Most fruit-flavored cereals boast "real fruit juice" as an ingredient, but with Hidden Treasures, it's worded in such a way that we're forced to believe that the evil robots in General Mills' underground factory meticulously added orange juice to the things, drip by drip. Depending on how you view this, that false belief brings either pleasure or mucho disgust.
With a cereal so obviously meant for kids, it's easy to see why the box art seen waaaay up there wouldn't cut it. Indeed, General Mills later revamped the brand with a robot mascot and more futuristic box graphics. While I appreciate the effort of coming up with a completely generic robot character, it totally didn't fit the style of the food. Hidden Treasures barely lasted a year before General Mills pulled the plug.

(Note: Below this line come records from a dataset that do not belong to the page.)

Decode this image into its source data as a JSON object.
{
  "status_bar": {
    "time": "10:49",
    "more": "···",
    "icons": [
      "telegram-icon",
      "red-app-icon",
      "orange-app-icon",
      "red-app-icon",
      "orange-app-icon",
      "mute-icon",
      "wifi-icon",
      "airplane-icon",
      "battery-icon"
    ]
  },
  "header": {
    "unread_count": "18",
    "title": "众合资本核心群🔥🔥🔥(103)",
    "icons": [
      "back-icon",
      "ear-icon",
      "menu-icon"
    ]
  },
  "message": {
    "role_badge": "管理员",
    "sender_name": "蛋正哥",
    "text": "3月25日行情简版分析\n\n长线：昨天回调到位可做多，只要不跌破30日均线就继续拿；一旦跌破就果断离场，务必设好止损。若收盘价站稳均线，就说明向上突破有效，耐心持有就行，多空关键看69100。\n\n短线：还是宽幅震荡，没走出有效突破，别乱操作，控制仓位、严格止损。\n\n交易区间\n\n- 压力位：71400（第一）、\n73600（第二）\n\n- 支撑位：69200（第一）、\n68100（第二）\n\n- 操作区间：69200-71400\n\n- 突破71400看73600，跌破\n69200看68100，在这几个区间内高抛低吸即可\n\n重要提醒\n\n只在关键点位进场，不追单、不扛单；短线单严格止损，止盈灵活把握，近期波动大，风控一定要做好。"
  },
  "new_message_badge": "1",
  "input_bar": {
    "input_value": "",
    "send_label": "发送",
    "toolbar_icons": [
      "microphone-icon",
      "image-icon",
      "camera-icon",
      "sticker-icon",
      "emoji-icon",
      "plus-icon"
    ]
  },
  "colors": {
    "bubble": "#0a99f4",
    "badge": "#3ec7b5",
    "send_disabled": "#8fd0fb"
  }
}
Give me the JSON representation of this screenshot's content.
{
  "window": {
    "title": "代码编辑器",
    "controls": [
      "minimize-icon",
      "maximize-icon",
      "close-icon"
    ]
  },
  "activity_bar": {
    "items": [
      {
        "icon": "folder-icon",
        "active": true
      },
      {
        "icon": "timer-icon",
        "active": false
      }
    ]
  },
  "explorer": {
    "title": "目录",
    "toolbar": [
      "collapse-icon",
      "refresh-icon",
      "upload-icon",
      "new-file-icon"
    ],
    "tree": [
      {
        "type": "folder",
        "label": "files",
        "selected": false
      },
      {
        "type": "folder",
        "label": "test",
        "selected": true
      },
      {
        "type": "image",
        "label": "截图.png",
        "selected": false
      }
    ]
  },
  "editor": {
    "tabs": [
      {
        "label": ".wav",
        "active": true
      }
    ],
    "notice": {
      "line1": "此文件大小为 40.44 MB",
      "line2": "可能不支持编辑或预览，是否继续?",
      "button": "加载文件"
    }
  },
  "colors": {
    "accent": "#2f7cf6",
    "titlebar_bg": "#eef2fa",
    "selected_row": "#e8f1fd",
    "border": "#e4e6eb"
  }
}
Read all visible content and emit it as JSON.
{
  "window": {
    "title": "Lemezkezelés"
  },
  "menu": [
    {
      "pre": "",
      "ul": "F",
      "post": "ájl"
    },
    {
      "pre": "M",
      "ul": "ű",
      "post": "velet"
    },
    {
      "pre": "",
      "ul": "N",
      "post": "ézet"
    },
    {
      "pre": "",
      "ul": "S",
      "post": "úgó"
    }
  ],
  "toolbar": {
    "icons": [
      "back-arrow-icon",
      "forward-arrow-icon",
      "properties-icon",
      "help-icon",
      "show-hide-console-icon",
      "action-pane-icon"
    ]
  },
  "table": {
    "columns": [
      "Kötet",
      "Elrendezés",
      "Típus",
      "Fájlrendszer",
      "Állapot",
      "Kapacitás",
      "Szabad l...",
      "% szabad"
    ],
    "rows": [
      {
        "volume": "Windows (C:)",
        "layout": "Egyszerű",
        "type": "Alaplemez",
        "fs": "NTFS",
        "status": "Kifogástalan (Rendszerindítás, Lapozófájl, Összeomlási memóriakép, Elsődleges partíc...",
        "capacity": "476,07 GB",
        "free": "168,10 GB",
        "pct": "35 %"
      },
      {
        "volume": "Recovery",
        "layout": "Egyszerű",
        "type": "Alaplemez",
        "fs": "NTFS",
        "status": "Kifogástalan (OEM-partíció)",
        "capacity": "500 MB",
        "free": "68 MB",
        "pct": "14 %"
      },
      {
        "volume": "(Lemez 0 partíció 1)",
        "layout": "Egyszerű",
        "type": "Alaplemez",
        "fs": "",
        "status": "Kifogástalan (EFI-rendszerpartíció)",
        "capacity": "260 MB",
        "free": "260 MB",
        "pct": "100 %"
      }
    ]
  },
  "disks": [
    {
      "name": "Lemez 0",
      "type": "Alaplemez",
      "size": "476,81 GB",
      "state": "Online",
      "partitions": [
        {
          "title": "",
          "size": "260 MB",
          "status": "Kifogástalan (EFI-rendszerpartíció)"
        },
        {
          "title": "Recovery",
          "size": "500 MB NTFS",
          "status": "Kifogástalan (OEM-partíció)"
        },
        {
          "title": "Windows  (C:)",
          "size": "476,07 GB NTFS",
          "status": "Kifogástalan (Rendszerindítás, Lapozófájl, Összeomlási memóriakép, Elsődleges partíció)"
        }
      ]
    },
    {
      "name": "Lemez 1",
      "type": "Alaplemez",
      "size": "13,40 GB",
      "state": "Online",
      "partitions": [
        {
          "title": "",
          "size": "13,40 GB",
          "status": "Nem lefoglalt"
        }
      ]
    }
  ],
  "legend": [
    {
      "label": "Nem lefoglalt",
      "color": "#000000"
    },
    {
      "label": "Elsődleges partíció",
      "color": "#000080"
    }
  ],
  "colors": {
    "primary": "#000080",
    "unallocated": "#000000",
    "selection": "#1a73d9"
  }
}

Both Sprinkle Spangles and Hidden Treasures flopped, but I wouldn't have it any other way. Judging from the many memories of breakfast-eating folks I've read online, both have their share of fans -- the kind of fans who pioneer fruitless online petitions, obliviously to the fact that huge corporations aren't about refinance proven failures just because a few electronic signatures from South Park
characters and "MIKE FROM AK" suggest it. These stupid little memories we share and love so much wouldn't be worth as much if the basis of 'em were still so easily found today. Cereal isn't always sweet enough; sometimes, it's good to let Father Time sweeten it a little bit more.